- Whole wheat flour - Whole wheat flour is used assuming you want to make whole wheat bread or English muffins. If you want to make white English muffins, replace the whole wheat flour and wheat germ with more bread flour.
- Instant Yeast - this recipe is written to use instant yeast, but if you have regular yeast, you can use that instead by mixing it with warm water and blooming it before mixing it with the remaining liquid ingredients.
- Milk - I use dairy milk to make bread, but you can use your favorite dairy-free milk alternative to make this recipe dairy-free and vegan.
- Unsalted butter - replace with dairy-free butter alternative to make this recipe dairy-free and vegan
- Honey - or replace with an equal amount of sugar, agave, or maple syrup
- Cornmeal - this is to lightly coat the English muffins in to give them a little crunch.
Want more bread recipes?
Whole Wheat English Muffins
- ¼ cup wheat germ
- 2 cups bread flour
- 1 ½ cups whole wheat flour
- 2 ¼ teaspoon Instant yeast
- 2 teaspoon salt
- 1 cup milk warmed to 110°F
- ⅓ cup water warmed to 110°F
- 3 tablespoon unsalted butter melted and cooled
- 3 tablespoon honey
- Toast wheat germ in a dry skillet over medium heat until just fragrant. Mix with flours, yeast and salt in the bowl of a stand mixer fitted with a dough hook.
- Stir together milk, water, butter and honey in a small bowl or large measuring cup.
- Turn mixer on low speed and slowly pour in the milk mixture. Continue mixing at low until dough comes together, 2-4 minutes.
- Increase speed to medium-low and knead until dough is smooth and elastic, 8 minutes. Dough should form a ball and not stick to the sides of the bowl. If dough is still sticking to the sides after 4 minutes, add ½ cup more flour 2 tablespoon at a time until the dough no longer sticks.
- Remove dough from bowl and form into a smooth ball. Place dough into a large, oiled bowl. Cover and place in a warm spot to rise for 1-1.5 hours. Dough should double in size.
- Sprinkle cornmeal evenly over a large baking sheet. Turn dough onto a clean surface and form into a 12" log.
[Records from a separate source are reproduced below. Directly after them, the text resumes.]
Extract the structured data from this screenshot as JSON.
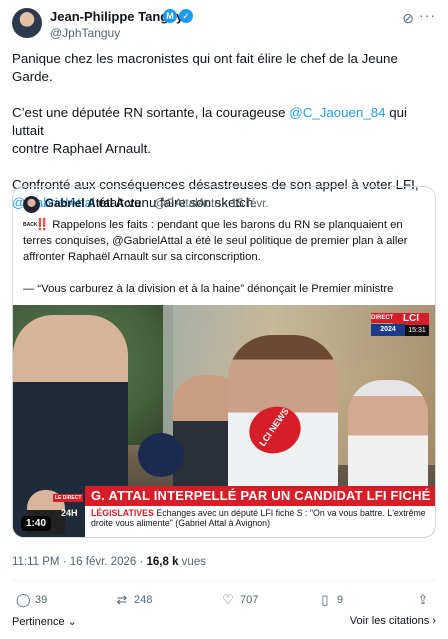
{
  "author": {
    "name": "Jean-Philippe Tanguy",
    "handle": "@JphTanguy",
    "badge_letter": "M",
    "verified_icon": "verified-check-icon"
  },
  "header_icons": [
    "grok-icon",
    "more-icon"
  ],
  "post": {
    "para1": "Panique chez les macronistes qui ont fait élire le chef de la Jeune Garde.",
    "para2_pre": "C’est une députée RN sortante, la courageuse ",
    "para2_mention": "@C_Jaouen_84",
    "para2_mid": " qui luttait",
    "para2_post": "contre Raphael Arnault.",
    "para3_pre": "Confronté aux conséquences désastreuses de son appel à voter LFI,",
    "para3_mention": "@GabrielAttal",
    "para3_post": " était venu faire son sketch."
  },
  "quote": {
    "name": "Gabriel Attal Actu",
    "handle": "@GAttalActu",
    "date": "15 févr.",
    "back_emoji": "BACK",
    "alert_emoji": "‼️",
    "text1": " Rappelons les faits : pendant que les barons du RN se planquaient en terres conquises, @GabrielAttal a été le seul politique de premier plan à aller affronter Raphaël Arnault sur sa circonscription.",
    "text2": "— “Vous carburez à la division et à la haine” dénonçait le Premier ministre"
  },
  "video": {
    "channel_direct": "DIRECT",
    "channel_name": "LCI",
    "channel_year": "2024",
    "channel_time": "15:31",
    "mic_label": "LCI NEWS",
    "thumb_direct": "LE DIRECT",
    "thumb_24h": "24H",
    "headline": "G. ATTAL INTERPELLÉ PAR UN CANDIDAT LFI FICHÉ S",
    "sub_label": "LÉGISLATIVES",
    "sub_text": " Echanges avec un député LFI fiché S : \"On va vous battre. L'extrême droite vous alimente\" (Gabriel Attal à Avignon)",
    "duration": "1:40"
  },
  "meta": {
    "time": "11:11 PM",
    "date": "16 févr. 2026",
    "views_count": "16,8 k",
    "views_label": " vues"
  },
  "actions": {
    "reply": "39",
    "retweet": "248",
    "like": "707",
    "bookmark": "9"
  },
  "footer": {
    "left": "Pertinence",
    "right": "Voir les citations"
  }
}
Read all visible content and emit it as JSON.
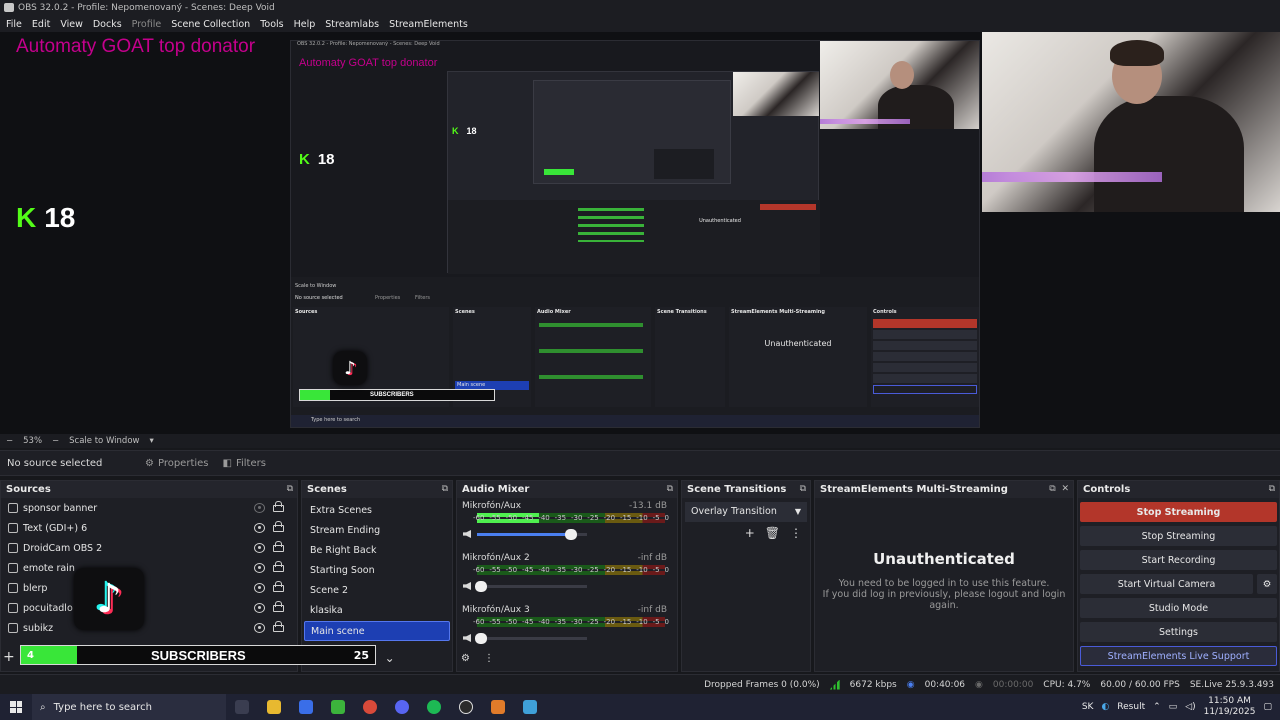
{
  "titlebar": {
    "title": "OBS 32.0.2 - Profile: Nepomenovaný - Scenes: Deep Void"
  },
  "menu": [
    "File",
    "Edit",
    "View",
    "Docks",
    "Profile",
    "Scene Collection",
    "Tools",
    "Help",
    "Streamlabs",
    "StreamElements"
  ],
  "preview": {
    "donor_text": "Automaty GOAT top donator",
    "kick_count": "18"
  },
  "zoom": {
    "value": "53%",
    "mode": "Scale to Window"
  },
  "source_toolbar": {
    "no_source": "No source selected",
    "properties": "Properties",
    "filters": "Filters"
  },
  "sources": {
    "title": "Sources",
    "items": [
      {
        "name": "sponsor banner",
        "visible": false
      },
      {
        "name": "Text (GDI+) 6",
        "visible": true
      },
      {
        "name": "DroidCam OBS 2",
        "visible": true
      },
      {
        "name": "emote rain",
        "visible": true
      },
      {
        "name": "blerp",
        "visible": true
      },
      {
        "name": "pocuitadlo vi",
        "visible": true
      },
      {
        "name": "subikz",
        "visible": true
      }
    ]
  },
  "scenes": {
    "title": "Scenes",
    "items": [
      "Extra Scenes",
      "Stream Ending",
      "Be Right Back",
      "Starting Soon",
      "Scene 2",
      "klasika",
      "Main scene"
    ],
    "selected": "Main scene"
  },
  "mixer": {
    "title": "Audio Mixer",
    "scale": [
      "-60",
      "-55",
      "-50",
      "-45",
      "-40",
      "-35",
      "-30",
      "-25",
      "-20",
      "-15",
      "-10",
      "-5",
      "0"
    ],
    "channels": [
      {
        "name": "Mikrofón/Aux",
        "db": "-13.1 dB",
        "level": 0.33,
        "volume": 0.82
      },
      {
        "name": "Mikrofón/Aux 2",
        "db": "-inf dB",
        "level": 0.0,
        "volume": 0.0
      },
      {
        "name": "Mikrofón/Aux 3",
        "db": "-inf dB",
        "level": 0.0,
        "volume": 0.0
      }
    ]
  },
  "transitions": {
    "title": "Scene Transitions",
    "selected": "Overlay Transition"
  },
  "multistream": {
    "title": "StreamElements Multi-Streaming",
    "heading": "Unauthenticated",
    "line1": "You need to be logged in to use this feature.",
    "line2": "If you did log in previously, please logout and login",
    "line3": "again."
  },
  "controls": {
    "title": "Controls",
    "buttons": [
      "Stop Streaming",
      "Stop Streaming",
      "Start Recording",
      "Start Virtual Camera",
      "Studio Mode",
      "Settings",
      "StreamElements Live Support"
    ]
  },
  "overlay": {
    "subs_count": "4",
    "subs_label": "SUBSCRIBERS",
    "subs_goal": "25"
  },
  "status": {
    "dropped": "Dropped Frames 0 (0.0%)",
    "kbps": "6672 kbps",
    "live_time": "00:40:06",
    "rec_time": "00:00:00",
    "cpu": "CPU: 4.7%",
    "fps": "60.00 / 60.00 FPS",
    "se_live": "SE.Live 25.9.3.493"
  },
  "taskbar": {
    "search": "Type here to search",
    "lang": "SK",
    "weather": "Result",
    "time": "11:50 AM",
    "date": "11/19/2025"
  },
  "colors": {
    "accent_red": "#b3362a",
    "selected_blue": "#1d3fb3",
    "kick_green": "#53fc18",
    "donor_pink": "#c4008c"
  }
}
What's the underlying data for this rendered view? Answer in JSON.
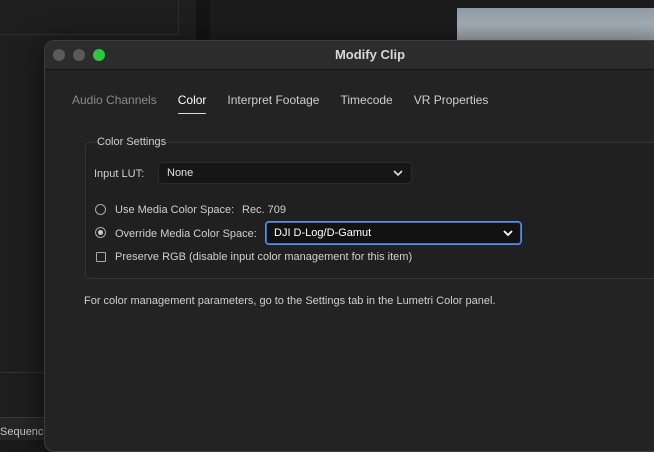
{
  "background": {
    "sequence_label": "Sequence"
  },
  "dialog": {
    "title": "Modify Clip",
    "tabs": [
      {
        "label": "Audio Channels",
        "state": "disabled"
      },
      {
        "label": "Color",
        "state": "active"
      },
      {
        "label": "Interpret Footage",
        "state": "normal"
      },
      {
        "label": "Timecode",
        "state": "normal"
      },
      {
        "label": "VR Properties",
        "state": "normal"
      }
    ],
    "color_settings": {
      "legend": "Color Settings",
      "input_lut_label": "Input LUT:",
      "input_lut_value": "None",
      "use_media_label": "Use Media Color Space:",
      "use_media_value": "Rec. 709",
      "use_media_selected": false,
      "override_label": "Override Media Color Space:",
      "override_value": "DJI D-Log/D-Gamut",
      "override_selected": true,
      "preserve_rgb_label": "Preserve RGB (disable input color management for this item)",
      "preserve_rgb_checked": false
    },
    "note": "For color management parameters, go to the Settings tab in the Lumetri Color panel."
  },
  "colors": {
    "focus_ring": "#5a8dee",
    "maximize": "#2ec641"
  }
}
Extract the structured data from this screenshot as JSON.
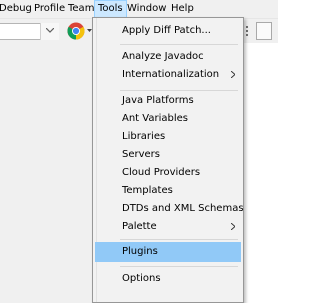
{
  "menubar": {
    "items": [
      "Debug",
      "Profile",
      "Team",
      "Tools",
      "Window",
      "Help"
    ]
  },
  "tools_menu": {
    "items": [
      {
        "label": "Apply Diff Patch...",
        "submenu": false
      },
      {
        "label": "Analyze Javadoc",
        "submenu": false
      },
      {
        "label": "Internationalization",
        "submenu": true
      },
      {
        "label": "Java Platforms",
        "submenu": false
      },
      {
        "label": "Ant Variables",
        "submenu": false
      },
      {
        "label": "Libraries",
        "submenu": false
      },
      {
        "label": "Servers",
        "submenu": false
      },
      {
        "label": "Cloud Providers",
        "submenu": false
      },
      {
        "label": "Templates",
        "submenu": false
      },
      {
        "label": "DTDs and XML Schemas",
        "submenu": false
      },
      {
        "label": "Palette",
        "submenu": true
      },
      {
        "label": "Plugins",
        "submenu": false,
        "highlighted": true
      },
      {
        "label": "Options",
        "submenu": false
      }
    ]
  },
  "toolbar": {
    "browser_icon": "chrome-icon"
  },
  "colors": {
    "menu_bg": "#f2f2f2",
    "highlight": "#91c9f7",
    "active_menu": "#cce8ff"
  }
}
Cut dough into 12 equal pieces and cover with a clean, damp dish towel or plastic wrap.
- Working with one piece of dough at a time, form into a smooth, round ball. Place balls on the cornmeal covered baking sheet 1.5-2" apart and cover. Allow to rise until doubled, 45-75 minutes.
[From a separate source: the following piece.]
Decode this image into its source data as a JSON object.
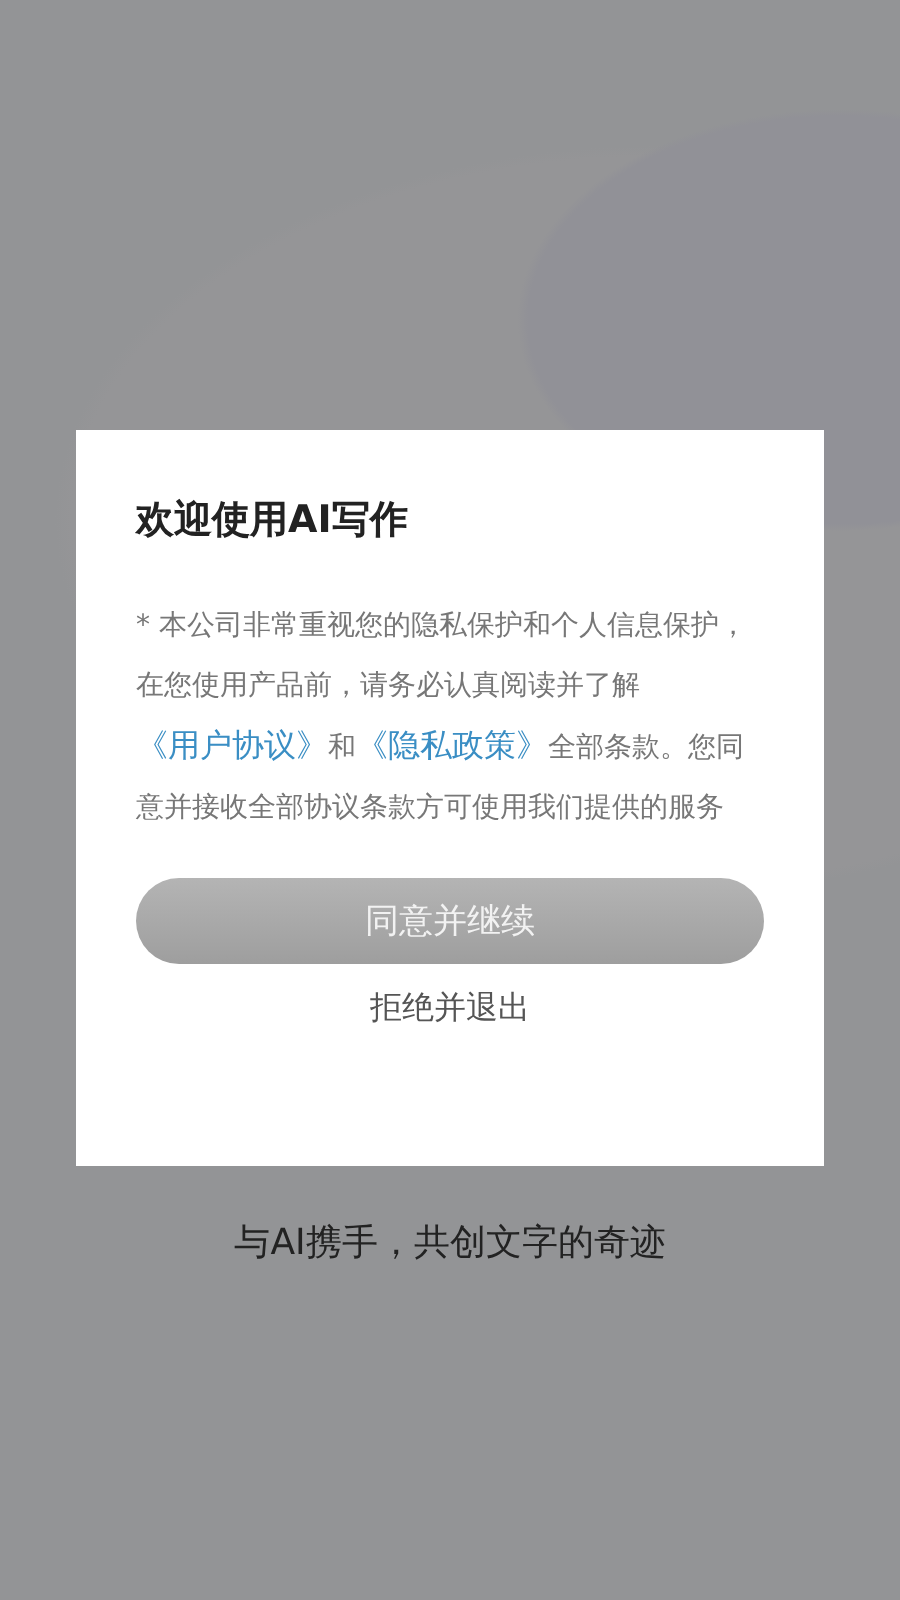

- Move oven rack to lower-middle position and heat oven to 350°F. Gently flatten the tops of the muffins to ¾-1" thick with a flat spatula. Sprinkle the tops evenly with cornmeal and re-cover.
- Heat a large skillet over medium heat. Place 4 muffins in the skillet and cook until the bottoms are browned, 4-6 minutes. Flip and reduce heat to medium low. Continue cooking until bottoms are browned, 2-4 minutes. While muffins are cooking, occasionally flatten with the spatula to prevent rounding.
- Transfer muffins to a clean baking sheet and bake for 10 minutes, until the inside measures 200°F on an instant-read thermometer. Transfer to a wire rack to cool for at least 20 minutes. Repeat with additional muffins.
- Serve or cool completely and store at room temperature in an airtight bag or container or freeze.
*Recipe adapted from America's Test Kitchen Family Baking Book